I used 8g of leaf in a 200ml Yixing teapot with boiling water. I first steeped it for 15 sec. This was a slight oversteep so I then gave it 10 sec, 10 sec, 10 sec, 10 sec, 15 sec, 15 sec, and 15 sec. This tea did not need long steepings throughout the eight times I steeped it. The aroma of the spent leaves was intense and had an almost chocolate like character, but not exactly.
I bought this tea from Yunnan Sourcing. The last time I looked they had two or three left. I bought three and wish I could have afforded a tong.
Flavors: Chocolate, Plums
Chose this one this morning. I keep one broken up in a Yixing container bought from EBay. I am drinking the second steeping. The first steeping went into a thermos for work. Brewed it for 30 sec in an 18 oz teapot with boiling water with 10g leaf. It is a little earthy but not too earthy. There is still some fermentation flavor. Overall it is a good, tasty ripe puerh.

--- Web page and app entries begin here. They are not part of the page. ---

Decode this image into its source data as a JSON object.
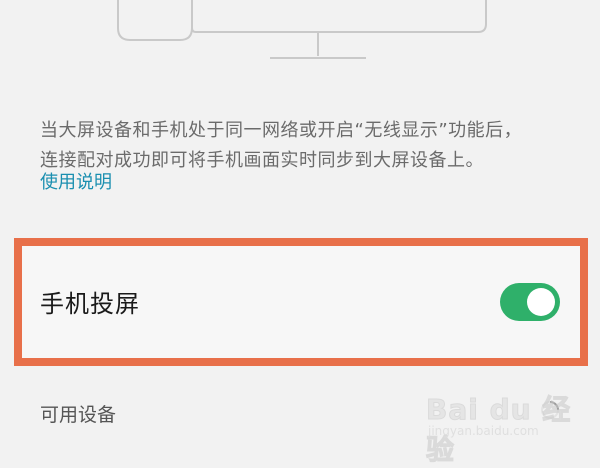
{
  "description": {
    "line1": "当大屏设备和手机处于同一网络或开启“无线显示”功能后，",
    "line2": "连接配对成功即可将手机画面实时同步到大屏设备上。"
  },
  "help_link": "使用说明",
  "screen_mirroring": {
    "label": "手机投屏",
    "enabled": true
  },
  "available_devices": {
    "label": "可用设备"
  },
  "watermark": {
    "logo": "Bai du 经验",
    "url": "jingyan.baidu.com"
  },
  "colors": {
    "accent": "#2fb06a",
    "link": "#1a8fb0",
    "highlight_border": "#e8704a"
  }
}
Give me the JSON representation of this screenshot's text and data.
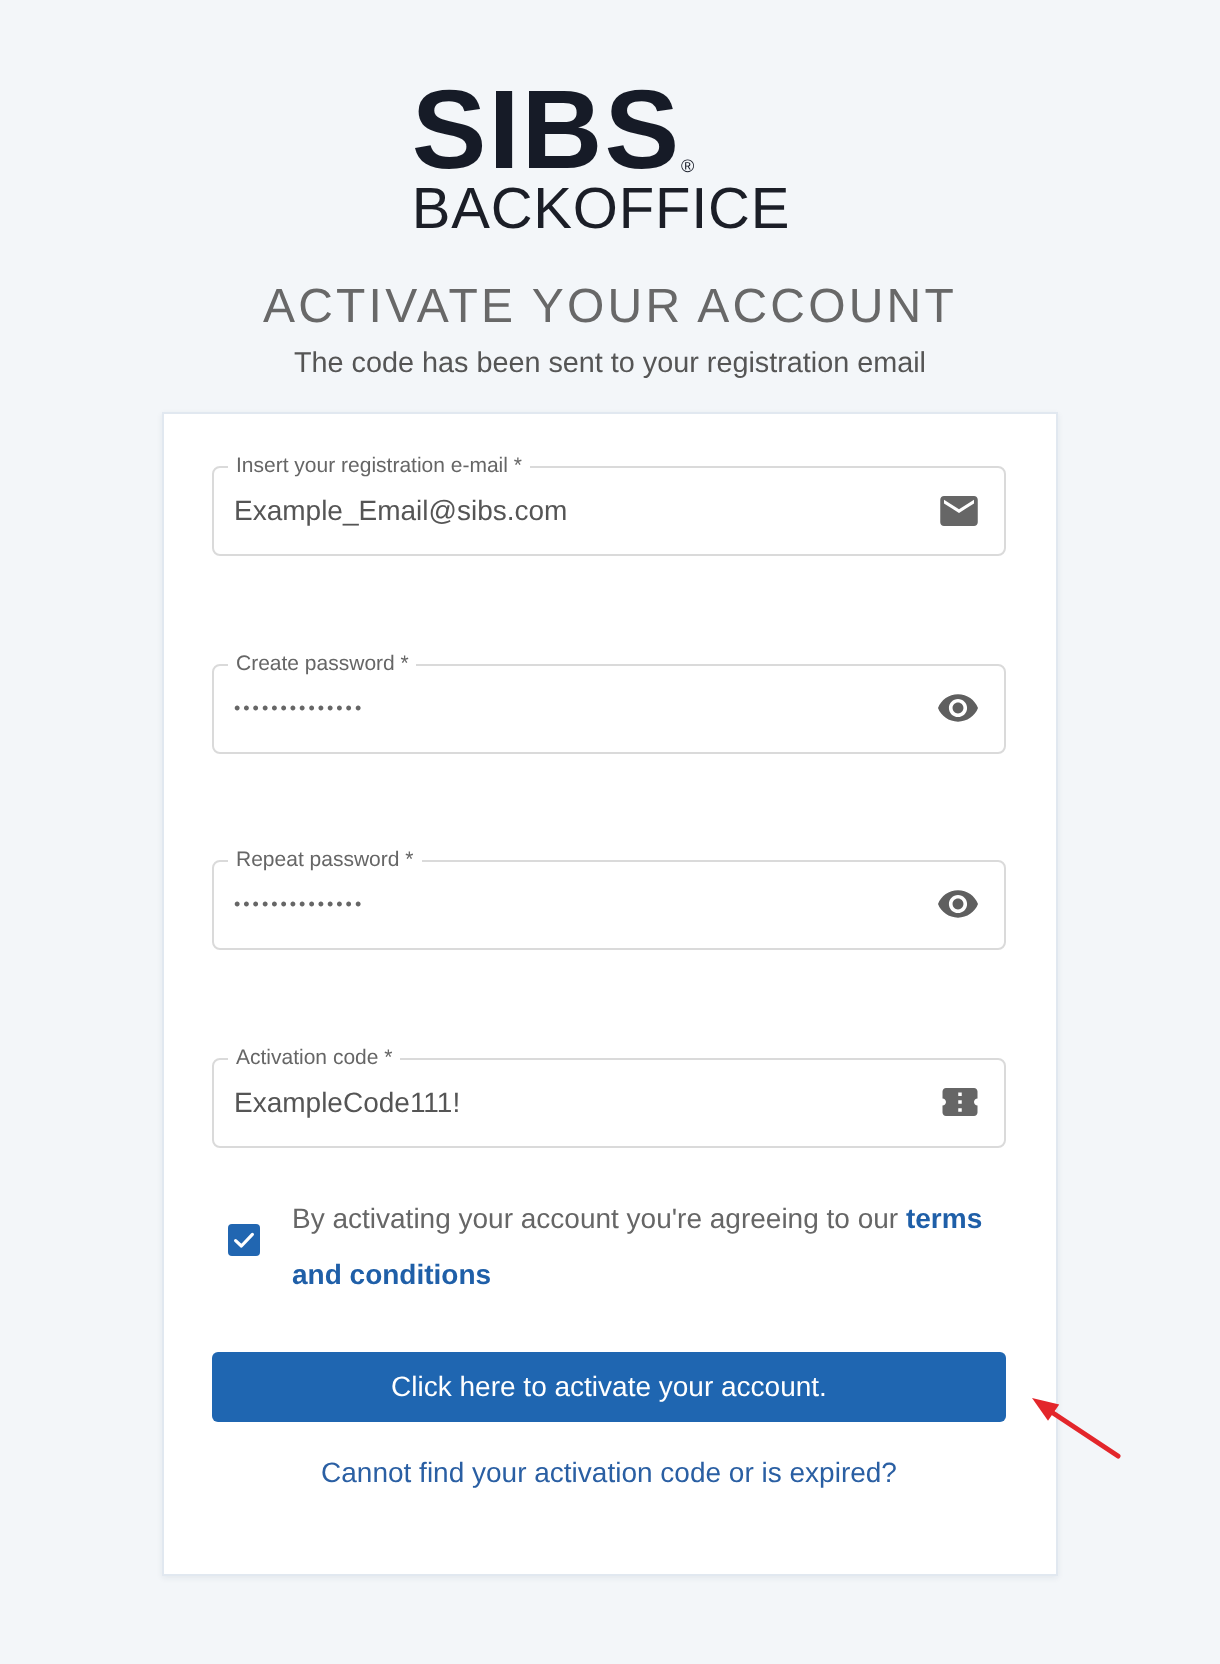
{
  "logo": {
    "wordmark": "SIBS",
    "registered_mark": "®",
    "product": "BACKOFFICE"
  },
  "heading": {
    "title": "ACTIVATE YOUR ACCOUNT",
    "subtitle": "The code has been sent to your registration email"
  },
  "form": {
    "fields": [
      {
        "kind": "email",
        "label": "Insert your registration e-mail *",
        "value": "Example_Email@sibs.com"
      },
      {
        "kind": "password",
        "label": "Create password *",
        "value": "••••••••••••••"
      },
      {
        "kind": "password",
        "label": "Repeat password *",
        "value": "••••••••••••••"
      },
      {
        "kind": "code",
        "label": "Activation code *",
        "value": "ExampleCode111!"
      }
    ],
    "agreement": {
      "checked": true,
      "text": "By activating your account you're agreeing to our",
      "link_lines": [
        "terms",
        "and conditions"
      ]
    },
    "submit_button": "Click here to activate your account.",
    "help_link": "Cannot find your activation code or is expired?"
  }
}
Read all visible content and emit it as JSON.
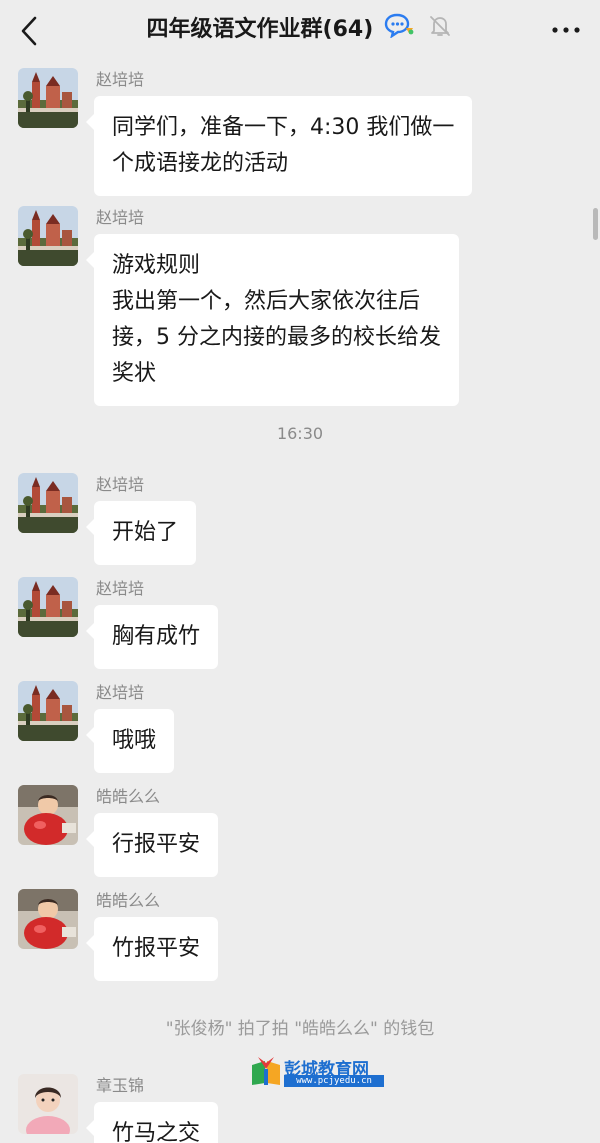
{
  "header": {
    "title": "四年级语文作业群(64)",
    "back_icon": "chevron-left-icon",
    "more_icon": "more-dots-icon"
  },
  "messages": [
    {
      "sender": "赵培培",
      "lines": [
        "同学们，准备一下，4:30 我们做一",
        "个成语接龙的活动"
      ],
      "avatar": "castle-photo"
    },
    {
      "sender": "赵培培",
      "lines": [
        "游戏规则",
        "我出第一个，然后大家依次往后",
        "接，5 分之内接的最多的校长给发",
        "奖状"
      ],
      "avatar": "castle-photo"
    },
    {
      "sender": "赵培培",
      "lines": [
        "开始了"
      ],
      "avatar": "castle-photo"
    },
    {
      "sender": "赵培培",
      "lines": [
        "胸有成竹"
      ],
      "avatar": "castle-photo"
    },
    {
      "sender": "赵培培",
      "lines": [
        "哦哦"
      ],
      "avatar": "castle-photo"
    },
    {
      "sender": "皓皓么么",
      "lines": [
        "行报平安"
      ],
      "avatar": "child-red-photo"
    },
    {
      "sender": "皓皓么么",
      "lines": [
        "竹报平安"
      ],
      "avatar": "child-red-photo"
    },
    {
      "sender": "章玉锦",
      "lines": [
        "竹马之交"
      ],
      "avatar": "child-pink-photo"
    }
  ],
  "timestamp": "16:30",
  "system_notice": "\"张俊杨\" 拍了拍 \"皓皓么么\" 的钱包",
  "watermark": {
    "name": "彭城教育网",
    "url": "www.pcjyedu.cn"
  }
}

There are some complex notes I can’t figure out exactly how to describe. It is sweet, it is a little earthy. But not earthy in a bad sort of way if you know what I mean.
Reviewing this tonight as the Chairman has a week off. I broke out 10 grams of this to start with. I impressed myself as the first piece weighed in a 10 grams off the bat. My measuring and judgement on weight is getting better.
I gave this a 20 second wash and have let it sit for about 20 minutes to open up a bit.
First steep 10 seconds.
Color almost Lipton like dark.
Aroma, a little left of the fermented type.
Taste, some wood, a little raisin and almost prune or date in there. Nice and warming on a cold rainy night. I have been on a lot of sheng lately and this is a decent change of pace. probably not as deeply fermented as some to allow it to progress, but with the light fermentation it should progress nicely.
Flavors: Dates, Raisins, Wood